▶ Work task
Whenever the word "sticker" appears on a line of the material below, that line is counted; state the total alone.

▶ Data for review
»»

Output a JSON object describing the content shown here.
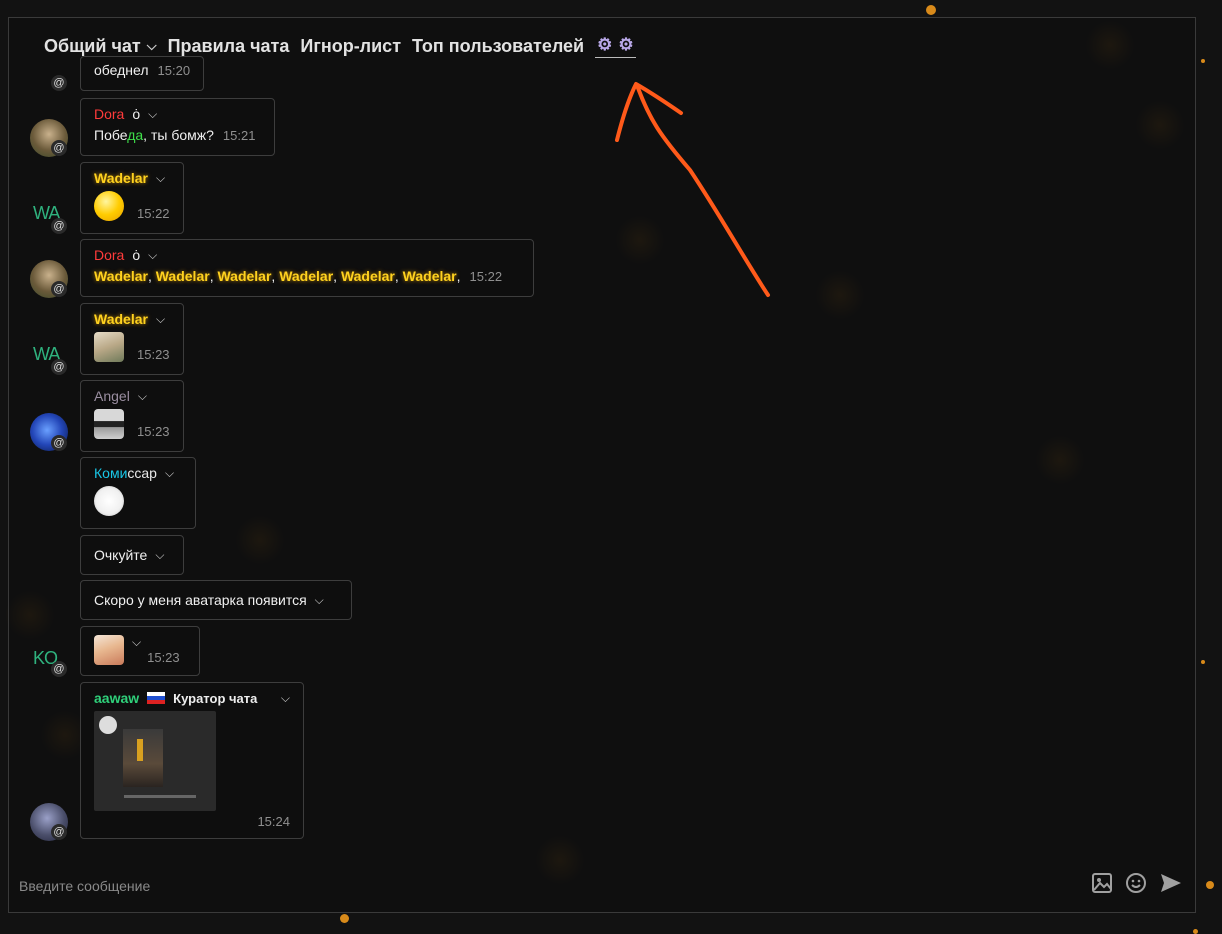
{
  "nav": {
    "items": [
      {
        "label": "Общий чат",
        "has_dropdown": true
      },
      {
        "label": "Правила чата"
      },
      {
        "label": "Игнор-лист"
      },
      {
        "label": "Топ пользователей"
      }
    ],
    "settings_icons": [
      "gear-icon",
      "gear-icon"
    ]
  },
  "messages": [
    {
      "author": "",
      "text": "обеднел",
      "time": "15:20"
    },
    {
      "author": "Dora",
      "badge": "ȯ",
      "text_a": "Побе",
      "text_b": "да",
      "text_c": ", ты бомж?",
      "time": "15:21"
    },
    {
      "author": "Wadelar",
      "avatar_text": "WA",
      "sticker": "laughing-face",
      "time": "15:22"
    },
    {
      "author": "Dora",
      "badge": "ȯ",
      "mentions": [
        "Wadelar",
        "Wadelar",
        "Wadelar",
        "Wadelar",
        "Wadelar",
        "Wadelar"
      ],
      "time": "15:22"
    },
    {
      "author": "Wadelar",
      "avatar_text": "WA",
      "sticker": "monkey",
      "time": "15:23"
    },
    {
      "author": "Angel",
      "sticker": "sunglasses-cat",
      "time": "15:23"
    },
    {
      "author_a": "Коми",
      "author_b": "ссар",
      "sticker": "white-face"
    },
    {
      "text": "Очкуйте"
    },
    {
      "text": "Скоро у меня аватарка появится"
    },
    {
      "avatar_text": "KO",
      "sticker": "cat",
      "time": "15:23"
    },
    {
      "author": "aawaw",
      "flag": "russia-flag",
      "role": "Куратор чата",
      "attachment": "screenshot-image",
      "time": "15:24"
    }
  ],
  "input": {
    "placeholder": "Введите сообщение",
    "icons": [
      "image-icon",
      "smile-icon",
      "send-icon"
    ]
  },
  "colors": {
    "accent_orange": "#ff5a1a",
    "dora": "#ff3b3b",
    "wadelar": "#ffd21f",
    "komissar": "#19c6e6",
    "aawaw": "#2fd07a"
  }
}
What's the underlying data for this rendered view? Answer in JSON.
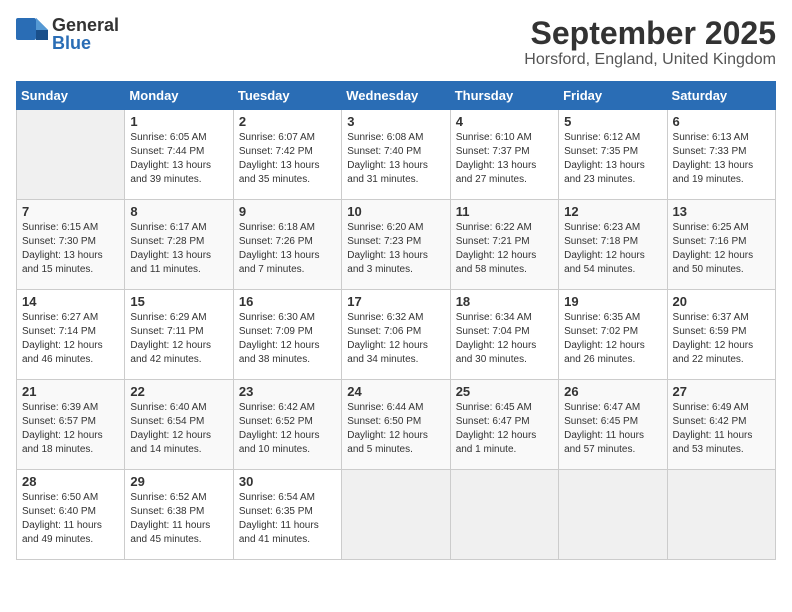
{
  "logo": {
    "text_general": "General",
    "text_blue": "Blue"
  },
  "title": "September 2025",
  "subtitle": "Horsford, England, United Kingdom",
  "weekdays": [
    "Sunday",
    "Monday",
    "Tuesday",
    "Wednesday",
    "Thursday",
    "Friday",
    "Saturday"
  ],
  "weeks": [
    [
      {
        "day": "",
        "info": ""
      },
      {
        "day": "1",
        "info": "Sunrise: 6:05 AM\nSunset: 7:44 PM\nDaylight: 13 hours\nand 39 minutes."
      },
      {
        "day": "2",
        "info": "Sunrise: 6:07 AM\nSunset: 7:42 PM\nDaylight: 13 hours\nand 35 minutes."
      },
      {
        "day": "3",
        "info": "Sunrise: 6:08 AM\nSunset: 7:40 PM\nDaylight: 13 hours\nand 31 minutes."
      },
      {
        "day": "4",
        "info": "Sunrise: 6:10 AM\nSunset: 7:37 PM\nDaylight: 13 hours\nand 27 minutes."
      },
      {
        "day": "5",
        "info": "Sunrise: 6:12 AM\nSunset: 7:35 PM\nDaylight: 13 hours\nand 23 minutes."
      },
      {
        "day": "6",
        "info": "Sunrise: 6:13 AM\nSunset: 7:33 PM\nDaylight: 13 hours\nand 19 minutes."
      }
    ],
    [
      {
        "day": "7",
        "info": "Sunrise: 6:15 AM\nSunset: 7:30 PM\nDaylight: 13 hours\nand 15 minutes."
      },
      {
        "day": "8",
        "info": "Sunrise: 6:17 AM\nSunset: 7:28 PM\nDaylight: 13 hours\nand 11 minutes."
      },
      {
        "day": "9",
        "info": "Sunrise: 6:18 AM\nSunset: 7:26 PM\nDaylight: 13 hours\nand 7 minutes."
      },
      {
        "day": "10",
        "info": "Sunrise: 6:20 AM\nSunset: 7:23 PM\nDaylight: 13 hours\nand 3 minutes."
      },
      {
        "day": "11",
        "info": "Sunrise: 6:22 AM\nSunset: 7:21 PM\nDaylight: 12 hours\nand 58 minutes."
      },
      {
        "day": "12",
        "info": "Sunrise: 6:23 AM\nSunset: 7:18 PM\nDaylight: 12 hours\nand 54 minutes."
      },
      {
        "day": "13",
        "info": "Sunrise: 6:25 AM\nSunset: 7:16 PM\nDaylight: 12 hours\nand 50 minutes."
      }
    ],
    [
      {
        "day": "14",
        "info": "Sunrise: 6:27 AM\nSunset: 7:14 PM\nDaylight: 12 hours\nand 46 minutes."
      },
      {
        "day": "15",
        "info": "Sunrise: 6:29 AM\nSunset: 7:11 PM\nDaylight: 12 hours\nand 42 minutes."
      },
      {
        "day": "16",
        "info": "Sunrise: 6:30 AM\nSunset: 7:09 PM\nDaylight: 12 hours\nand 38 minutes."
      },
      {
        "day": "17",
        "info": "Sunrise: 6:32 AM\nSunset: 7:06 PM\nDaylight: 12 hours\nand 34 minutes."
      },
      {
        "day": "18",
        "info": "Sunrise: 6:34 AM\nSunset: 7:04 PM\nDaylight: 12 hours\nand 30 minutes."
      },
      {
        "day": "19",
        "info": "Sunrise: 6:35 AM\nSunset: 7:02 PM\nDaylight: 12 hours\nand 26 minutes."
      },
      {
        "day": "20",
        "info": "Sunrise: 6:37 AM\nSunset: 6:59 PM\nDaylight: 12 hours\nand 22 minutes."
      }
    ],
    [
      {
        "day": "21",
        "info": "Sunrise: 6:39 AM\nSunset: 6:57 PM\nDaylight: 12 hours\nand 18 minutes."
      },
      {
        "day": "22",
        "info": "Sunrise: 6:40 AM\nSunset: 6:54 PM\nDaylight: 12 hours\nand 14 minutes."
      },
      {
        "day": "23",
        "info": "Sunrise: 6:42 AM\nSunset: 6:52 PM\nDaylight: 12 hours\nand 10 minutes."
      },
      {
        "day": "24",
        "info": "Sunrise: 6:44 AM\nSunset: 6:50 PM\nDaylight: 12 hours\nand 5 minutes."
      },
      {
        "day": "25",
        "info": "Sunrise: 6:45 AM\nSunset: 6:47 PM\nDaylight: 12 hours\nand 1 minute."
      },
      {
        "day": "26",
        "info": "Sunrise: 6:47 AM\nSunset: 6:45 PM\nDaylight: 11 hours\nand 57 minutes."
      },
      {
        "day": "27",
        "info": "Sunrise: 6:49 AM\nSunset: 6:42 PM\nDaylight: 11 hours\nand 53 minutes."
      }
    ],
    [
      {
        "day": "28",
        "info": "Sunrise: 6:50 AM\nSunset: 6:40 PM\nDaylight: 11 hours\nand 49 minutes."
      },
      {
        "day": "29",
        "info": "Sunrise: 6:52 AM\nSunset: 6:38 PM\nDaylight: 11 hours\nand 45 minutes."
      },
      {
        "day": "30",
        "info": "Sunrise: 6:54 AM\nSunset: 6:35 PM\nDaylight: 11 hours\nand 41 minutes."
      },
      {
        "day": "",
        "info": ""
      },
      {
        "day": "",
        "info": ""
      },
      {
        "day": "",
        "info": ""
      },
      {
        "day": "",
        "info": ""
      }
    ]
  ]
}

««

▶ Solution for this problem
5